Modulation Systems For Amplitude Modulation

by Edmund LaPort, RCA

LaPort Archive (ca 1920-1950)
Scanned by John Lyles, K5PRO

By the time commercial broadcast tranamtters came to market the preferred method of modulation was by the original Heising (AT&T) patent. The modulation factor attainable by this method with acceptable modulation quality was less than 80% and 60% may be taken as a typical value. The amplifier (or oscillator in earliest times) and the modulator were in series fed from the same anode source.
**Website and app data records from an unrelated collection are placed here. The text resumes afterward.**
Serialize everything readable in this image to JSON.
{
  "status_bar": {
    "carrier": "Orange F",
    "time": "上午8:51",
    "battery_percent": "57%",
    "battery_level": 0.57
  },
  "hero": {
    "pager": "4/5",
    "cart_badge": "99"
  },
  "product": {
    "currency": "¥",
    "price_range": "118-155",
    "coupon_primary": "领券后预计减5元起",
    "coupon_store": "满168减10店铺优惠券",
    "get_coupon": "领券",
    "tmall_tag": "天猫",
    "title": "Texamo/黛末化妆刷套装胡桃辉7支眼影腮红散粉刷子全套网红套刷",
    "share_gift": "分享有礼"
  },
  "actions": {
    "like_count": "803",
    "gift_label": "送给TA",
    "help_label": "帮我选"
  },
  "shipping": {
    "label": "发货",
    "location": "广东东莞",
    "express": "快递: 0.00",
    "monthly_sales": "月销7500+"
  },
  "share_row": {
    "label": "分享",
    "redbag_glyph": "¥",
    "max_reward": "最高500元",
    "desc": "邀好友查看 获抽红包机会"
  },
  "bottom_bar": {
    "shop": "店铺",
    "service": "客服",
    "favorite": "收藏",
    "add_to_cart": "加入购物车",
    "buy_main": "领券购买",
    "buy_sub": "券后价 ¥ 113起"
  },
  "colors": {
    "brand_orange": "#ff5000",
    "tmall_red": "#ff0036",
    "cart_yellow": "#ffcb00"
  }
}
By putting a dropping resistor with a very low reactance (capacitive) in parallel, both in series with the PA dc feed but beyond the modulator, the PA plate voltage could be reduced to equal the peak audio output from the modulator, thus getting 100% modulation but with a loss of efficiency overall. This method was prohibitive at high powers, but acceptable at low power. This was the method used as a modulated exciter when the class-B linear amplifiers began to be used (1921) for high power broadcast transmission. The RCA 5B modulated at the 1/4 kw level followed by a 5 KW linear amplifier. This in turn became the exciter for the 50 WK linear amplifier (RCA 50B). Other companies at the time followed the same principle.
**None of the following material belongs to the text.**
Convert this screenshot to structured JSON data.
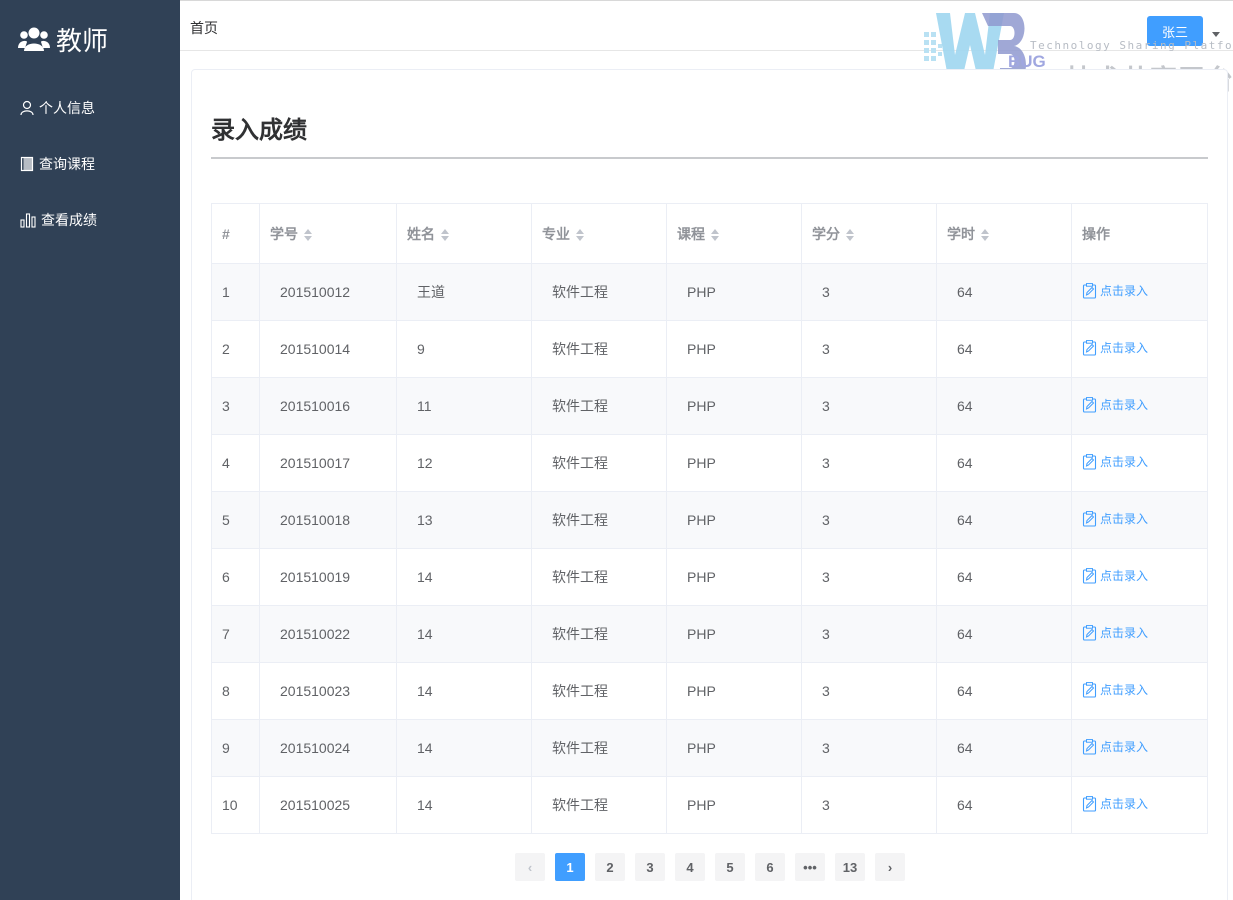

About 1936 Wm. Doherty of Bell Telephone Labs. invented a clever circuit known as the high efficiency linear amplifier. At unmodulated carrier output, the PA efficiency became 55-60% instead of the former 30-35% with Class-B linear. A modification of this circuit was used in the RCA 50D transmitter, 1937; and Western Electric transmitters also used it. By this means, the total power input to a complete 50 KW transmitter without modulation came down from 220 KW to around 180 KW.

During these same years experience of importance was being gained with the application of the Loy E. Barton patent by returning to direct anode modulation of the final power amplifier with the modulator operating in balanced Class-B mode, using transformer coupling to the power amplifier. In fact, this method was used in the RCA 500 KW transmitter in 1936. It had been used successfully in lower power transmitters since about 1933.
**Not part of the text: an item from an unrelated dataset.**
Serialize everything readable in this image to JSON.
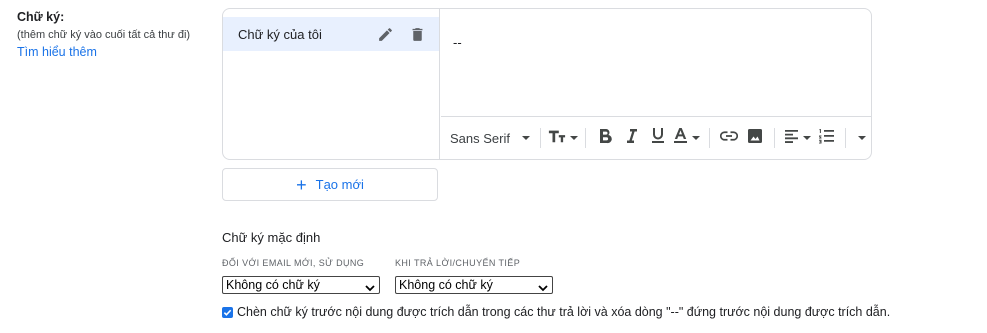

The sales popularity of the Doherty principle faded rather rapidly and we all were back to Class-B high-level modulation in many succeeding designs until around 1952 when RCA, influenced by the Marconi Co. in Englandís venture, turned to the old (Ca. 1926) Chiriex (France) outphasing modulation system and applied it to the RCA 50G 50 KW transmitter; also to several 100 KW high frequency broadcast transmitters. The outphasing modulation system eliminated all high power audio equipment, including the expensive modulation transformer. Marconi never marketed their outphasing modulation equipment but RCA developed the technique to high acceptability. Its main advantage was that the input to the 50 KW transmitter with unmodulated carrier came down to 145 KW.





12 December 2002